• _WHAT YOU HAVE TO DO_
Write out each record in full and exactly as given. Skip any pictures.
:: SOURCE DATA
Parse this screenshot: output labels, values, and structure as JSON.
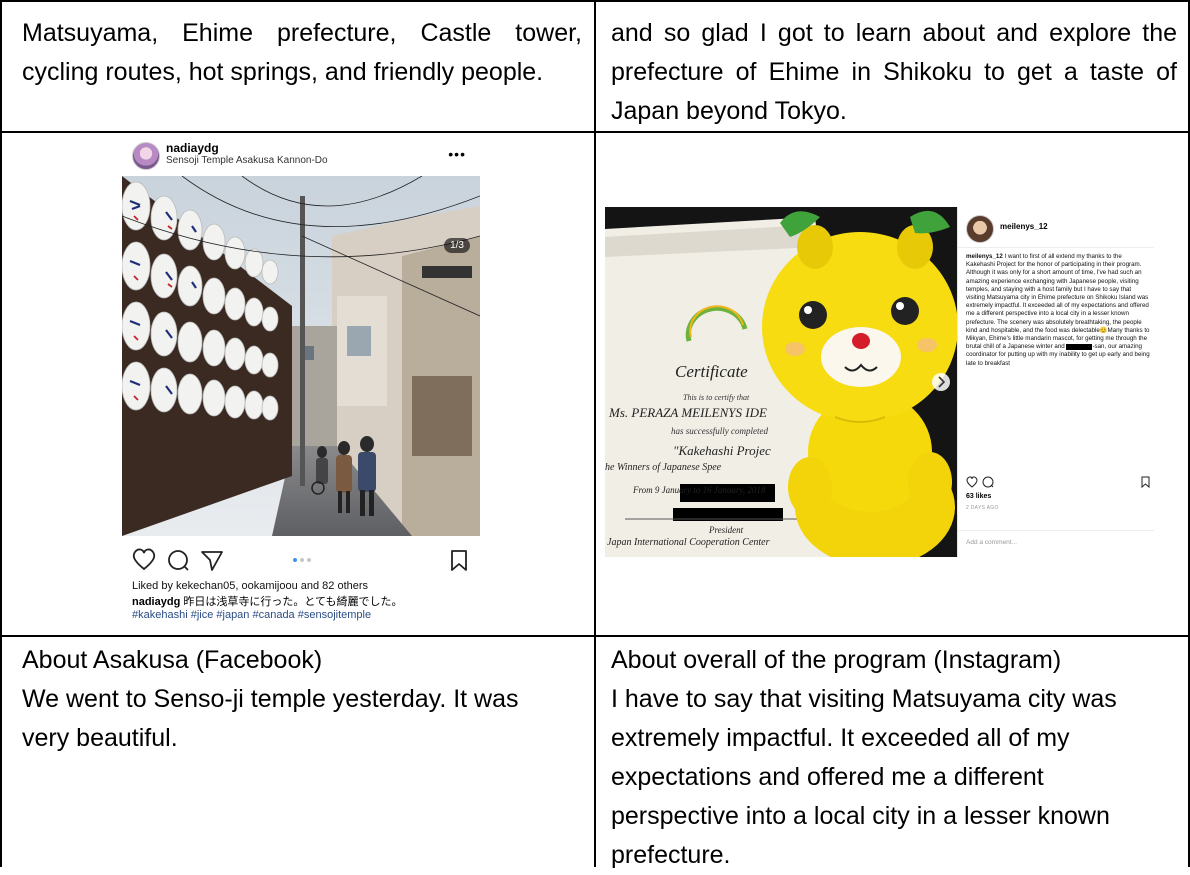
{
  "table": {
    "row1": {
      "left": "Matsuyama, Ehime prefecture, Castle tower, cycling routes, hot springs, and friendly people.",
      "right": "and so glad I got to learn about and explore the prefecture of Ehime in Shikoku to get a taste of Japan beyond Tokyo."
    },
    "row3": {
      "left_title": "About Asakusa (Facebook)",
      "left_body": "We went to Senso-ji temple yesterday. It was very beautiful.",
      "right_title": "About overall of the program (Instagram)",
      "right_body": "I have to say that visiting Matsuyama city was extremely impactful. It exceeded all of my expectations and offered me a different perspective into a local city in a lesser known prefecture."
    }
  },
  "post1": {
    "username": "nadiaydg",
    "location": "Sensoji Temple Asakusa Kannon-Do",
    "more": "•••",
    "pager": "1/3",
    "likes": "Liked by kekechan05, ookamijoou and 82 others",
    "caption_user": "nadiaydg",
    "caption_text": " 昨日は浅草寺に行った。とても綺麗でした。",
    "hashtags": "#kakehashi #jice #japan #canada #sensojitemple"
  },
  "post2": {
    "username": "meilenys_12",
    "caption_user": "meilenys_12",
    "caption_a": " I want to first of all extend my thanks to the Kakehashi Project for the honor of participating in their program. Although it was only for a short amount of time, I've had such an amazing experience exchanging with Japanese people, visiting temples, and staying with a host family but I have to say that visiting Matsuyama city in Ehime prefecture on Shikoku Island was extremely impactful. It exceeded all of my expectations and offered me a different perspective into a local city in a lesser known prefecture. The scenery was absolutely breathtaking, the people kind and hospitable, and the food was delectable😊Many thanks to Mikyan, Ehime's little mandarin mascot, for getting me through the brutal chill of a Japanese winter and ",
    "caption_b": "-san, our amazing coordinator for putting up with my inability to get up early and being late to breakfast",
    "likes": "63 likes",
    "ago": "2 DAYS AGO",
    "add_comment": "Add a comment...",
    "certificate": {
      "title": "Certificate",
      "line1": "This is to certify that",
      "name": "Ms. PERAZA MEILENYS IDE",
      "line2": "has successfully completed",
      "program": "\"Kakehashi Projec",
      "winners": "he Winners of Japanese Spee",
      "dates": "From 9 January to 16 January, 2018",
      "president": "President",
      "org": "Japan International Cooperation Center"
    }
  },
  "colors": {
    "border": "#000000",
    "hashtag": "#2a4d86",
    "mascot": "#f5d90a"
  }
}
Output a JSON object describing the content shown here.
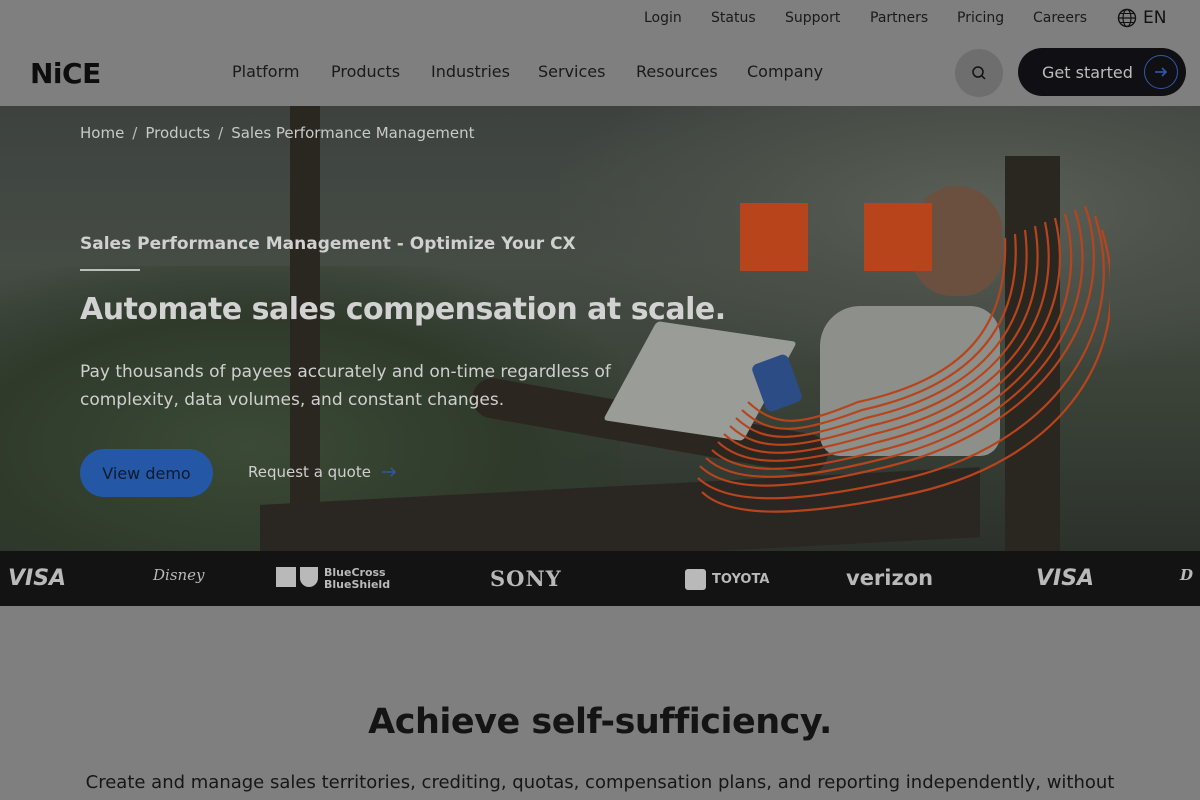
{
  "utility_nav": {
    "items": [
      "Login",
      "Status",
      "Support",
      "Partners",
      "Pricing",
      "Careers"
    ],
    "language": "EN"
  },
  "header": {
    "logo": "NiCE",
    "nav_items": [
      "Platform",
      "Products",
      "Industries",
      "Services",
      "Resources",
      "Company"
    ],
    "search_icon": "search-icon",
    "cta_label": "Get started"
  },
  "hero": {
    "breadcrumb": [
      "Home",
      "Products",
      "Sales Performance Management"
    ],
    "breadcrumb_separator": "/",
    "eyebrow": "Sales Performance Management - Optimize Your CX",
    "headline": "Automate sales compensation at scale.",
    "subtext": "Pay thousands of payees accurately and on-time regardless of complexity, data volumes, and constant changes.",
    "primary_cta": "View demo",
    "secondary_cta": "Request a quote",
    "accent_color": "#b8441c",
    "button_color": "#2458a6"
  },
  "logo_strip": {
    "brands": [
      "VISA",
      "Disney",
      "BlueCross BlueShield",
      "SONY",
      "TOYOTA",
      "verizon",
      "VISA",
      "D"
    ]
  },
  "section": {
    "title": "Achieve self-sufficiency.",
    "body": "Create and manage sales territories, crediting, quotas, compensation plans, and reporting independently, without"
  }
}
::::
• _EXERCISE RESULT_
Parse this screenshot: output labels, values, and structure as JSON.
{
  "table": {
    "row1": {
      "left": "Matsuyama, Ehime prefecture, Castle tower, cycling routes, hot springs, and friendly people.",
      "right": "and so glad I got to learn about and explore the prefecture of Ehime in Shikoku to get a taste of Japan beyond Tokyo."
    },
    "row3": {
      "left_title": "About Asakusa (Facebook)",
      "left_body": "We went to Senso-ji temple yesterday. It was very beautiful.",
      "right_title": "About overall of the program (Instagram)",
      "right_body": "I have to say that visiting Matsuyama city was extremely impactful. It exceeded all of my expectations and offered me a different perspective into a local city in a lesser known prefecture."
    }
  },
  "post1": {
    "username": "nadiaydg",
    "location": "Sensoji Temple Asakusa Kannon-Do",
    "more": "•••",
    "pager": "1/3",
    "likes": "Liked by kekechan05, ookamijoou and 82 others",
    "caption_user": "nadiaydg",
    "caption_text": " 昨日は浅草寺に行った。とても綺麗でした。",
    "hashtags": "#kakehashi #jice #japan #canada #sensojitemple"
  },
  "post2": {
    "username": "meilenys_12",
    "caption_user": "meilenys_12",
    "caption_a": " I want to first of all extend my thanks to the Kakehashi Project for the honor of participating in their program. Although it was only for a short amount of time, I've had such an amazing experience exchanging with Japanese people, visiting temples, and staying with a host family but I have to say that visiting Matsuyama city in Ehime prefecture on Shikoku Island was extremely impactful. It exceeded all of my expectations and offered me a different perspective into a local city in a lesser known prefecture. The scenery was absolutely breathtaking, the people kind and hospitable, and the food was delectable😊Many thanks to Mikyan, Ehime's little mandarin mascot, for getting me through the brutal chill of a Japanese winter and ",
    "caption_b": "-san, our amazing coordinator for putting up with my inability to get up early and being late to breakfast",
    "likes": "63 likes",
    "ago": "2 DAYS AGO",
    "add_comment": "Add a comment...",
    "certificate": {
      "title": "Certificate",
      "line1": "This is to certify that",
      "name": "Ms. PERAZA MEILENYS IDE",
      "line2": "has successfully completed",
      "program": "\"Kakehashi Projec",
      "winners": "he Winners of Japanese Spee",
      "dates": "From 9 January to 16 January, 2018",
      "president": "President",
      "org": "Japan International Cooperation Center"
    }
  },
  "colors": {
    "border": "#000000",
    "hashtag": "#2a4d86",
    "mascot": "#f5d90a"
  }
}
Output a JSON object describing the content shown here.
{
  "utility_nav": {
    "items": [
      "Login",
      "Status",
      "Support",
      "Partners",
      "Pricing",
      "Careers"
    ],
    "language": "EN"
  },
  "header": {
    "logo": "NiCE",
    "nav_items": [
      "Platform",
      "Products",
      "Industries",
      "Services",
      "Resources",
      "Company"
    ],
    "search_icon": "search-icon",
    "cta_label": "Get started"
  },
  "hero": {
    "breadcrumb": [
      "Home",
      "Products",
      "Sales Performance Management"
    ],
    "breadcrumb_separator": "/",
    "eyebrow": "Sales Performance Management - Optimize Your CX",
    "headline": "Automate sales compensation at scale.",
    "subtext": "Pay thousands of payees accurately and on-time regardless of complexity, data volumes, and constant changes.",
    "primary_cta": "View demo",
    "secondary_cta": "Request a quote",
    "accent_color": "#b8441c",
    "button_color": "#2458a6"
  },
  "logo_strip": {
    "brands": [
      "VISA",
      "Disney",
      "BlueCross BlueShield",
      "SONY",
      "TOYOTA",
      "verizon",
      "VISA",
      "D"
    ]
  },
  "section": {
    "title": "Achieve self-sufficiency.",
    "body": "Create and manage sales territories, crediting, quotas, compensation plans, and reporting independently, without"
  }
}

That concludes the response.